Records supplied:
[Start of section]
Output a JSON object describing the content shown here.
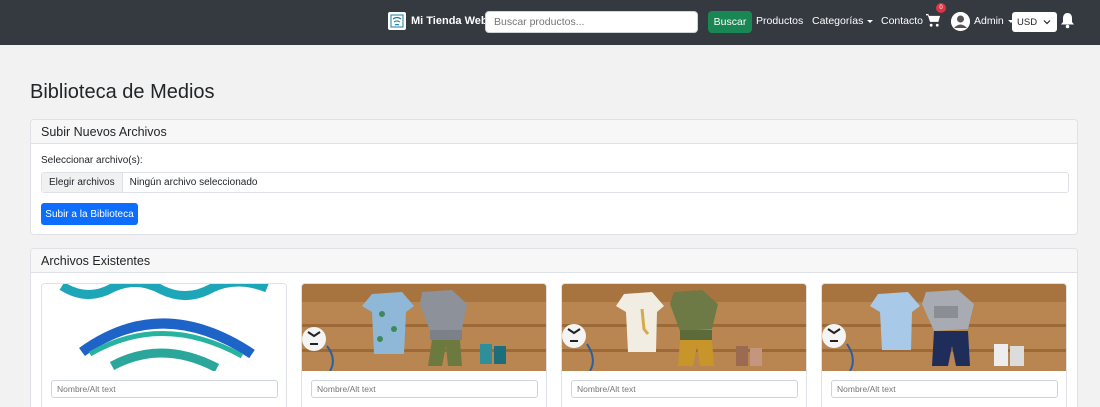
{
  "navbar": {
    "brand": "Mi Tienda Web",
    "search_placeholder": "Buscar productos...",
    "search_button": "Buscar",
    "links": {
      "products": "Productos",
      "categories": "Categorías",
      "contact": "Contacto"
    },
    "cart_count": "0",
    "user": "Admin",
    "currency": "USD"
  },
  "page": {
    "title": "Biblioteca de Medios"
  },
  "upload": {
    "header": "Subir Nuevos Archivos",
    "label": "Seleccionar archivo(s):",
    "choose_button": "Elegir archivos",
    "no_file": "Ningún archivo seleccionado",
    "submit": "Subir a la Biblioteca"
  },
  "existing": {
    "header": "Archivos Existentes",
    "items": [
      {
        "image": "logo-waves",
        "alt_placeholder": "Nombre/Alt text"
      },
      {
        "image": "baby-clothes-dinosaur",
        "alt_placeholder": "Nombre/Alt text"
      },
      {
        "image": "baby-clothes-giraffe",
        "alt_placeholder": "Nombre/Alt text"
      },
      {
        "image": "baby-clothes-explorer",
        "alt_placeholder": "Nombre/Alt text"
      }
    ]
  },
  "colors": {
    "navbar": "#343a40",
    "search_button": "#198754",
    "primary": "#0d6efd",
    "badge": "#dc3545"
  }
}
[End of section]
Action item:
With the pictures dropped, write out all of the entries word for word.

Response box:
Output a JSON object describing the content shown here.
{
  "navbar": {
    "brand": "Mi Tienda Web",
    "search_placeholder": "Buscar productos...",
    "search_button": "Buscar",
    "links": {
      "products": "Productos",
      "categories": "Categorías",
      "contact": "Contacto"
    },
    "cart_count": "0",
    "user": "Admin",
    "currency": "USD"
  },
  "page": {
    "title": "Biblioteca de Medios"
  },
  "upload": {
    "header": "Subir Nuevos Archivos",
    "label": "Seleccionar archivo(s):",
    "choose_button": "Elegir archivos",
    "no_file": "Ningún archivo seleccionado",
    "submit": "Subir a la Biblioteca"
  },
  "existing": {
    "header": "Archivos Existentes",
    "items": [
      {
        "image": "logo-waves",
        "alt_placeholder": "Nombre/Alt text"
      },
      {
        "image": "baby-clothes-dinosaur",
        "alt_placeholder": "Nombre/Alt text"
      },
      {
        "image": "baby-clothes-giraffe",
        "alt_placeholder": "Nombre/Alt text"
      },
      {
        "image": "baby-clothes-explorer",
        "alt_placeholder": "Nombre/Alt text"
      }
    ]
  },
  "colors": {
    "navbar": "#343a40",
    "search_button": "#198754",
    "primary": "#0d6efd",
    "badge": "#dc3545"
  }
}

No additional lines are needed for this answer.